Taking a step back from social media
Adults can model behaviors that help youth see ways to step away from technology.
How our society approaches technology has vastly changed over the past decade, and more people are becoming connected all the time. According to the 2015 Pew Research, 67 percent of cell phone owners are checking their phone for messages, alerts or calls even when they don’t see their phone ring or vibrate. We all know that technolgy is not going anywhere; however, our technology-driven lives can harm our ability to focus. Adults can model a few behaviors that will show youth how to step away from technology at times.
First, create a set of guidelines of when it is appropriate and inappropriate to be connected to technology. In a youth programming setting, you may want to create guidelines of when and when not youth can use their personal technology during meetings or educational programming. In a family setting, it could be agreed on that cell phones will not be used during meal time. Adults must also follow these guidelines so youth see the importance of stepping away from technology in certain settings. Common Sense Media has created some sample family media contracts that might be helpful in creating guidelines.

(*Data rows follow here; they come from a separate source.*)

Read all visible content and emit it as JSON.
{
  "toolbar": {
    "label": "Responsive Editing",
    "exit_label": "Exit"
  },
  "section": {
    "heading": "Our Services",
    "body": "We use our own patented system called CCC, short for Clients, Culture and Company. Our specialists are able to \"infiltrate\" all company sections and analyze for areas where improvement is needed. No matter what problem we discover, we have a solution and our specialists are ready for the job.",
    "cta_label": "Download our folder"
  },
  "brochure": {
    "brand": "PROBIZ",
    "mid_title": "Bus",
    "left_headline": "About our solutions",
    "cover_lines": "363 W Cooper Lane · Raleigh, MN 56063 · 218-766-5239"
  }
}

Another behavior that adults can model for youth is to turn your phone to silent and put it face down. Everyone has been in a setting where someone’s phone starts ringing at the worst possible moment or someone is constantly checking their phone. Adults need to show youth the settings where they need to put their phone on silent and face down. In addition, adults can model the idea of taking technology breaks by letting youth see them put their phone away for a certain amount of time or until a task is completed.
Sometimes turning your phone to silent or taking a break isn’t enough to break the temptation of being connected, so adults should also model getting some physical distance from it. Show youth that it is OK and appropriate to leave technology in another room or in a draw while trying to finish a task. Michigan State University Extension suggests adults try showing youth while paying their monthly bills that they are going to leave their phone in another room so they are not distracted by the different notifications.
When positive behavior is modeled for others by those in authority, it can send powerful messages. Building a community that expects positive behavior when using technology is not built on rules, but on relationships and what is seen from others. When youth interact with adults who demonstrate and model positive technology usage, they are more likely to engage in positive usage.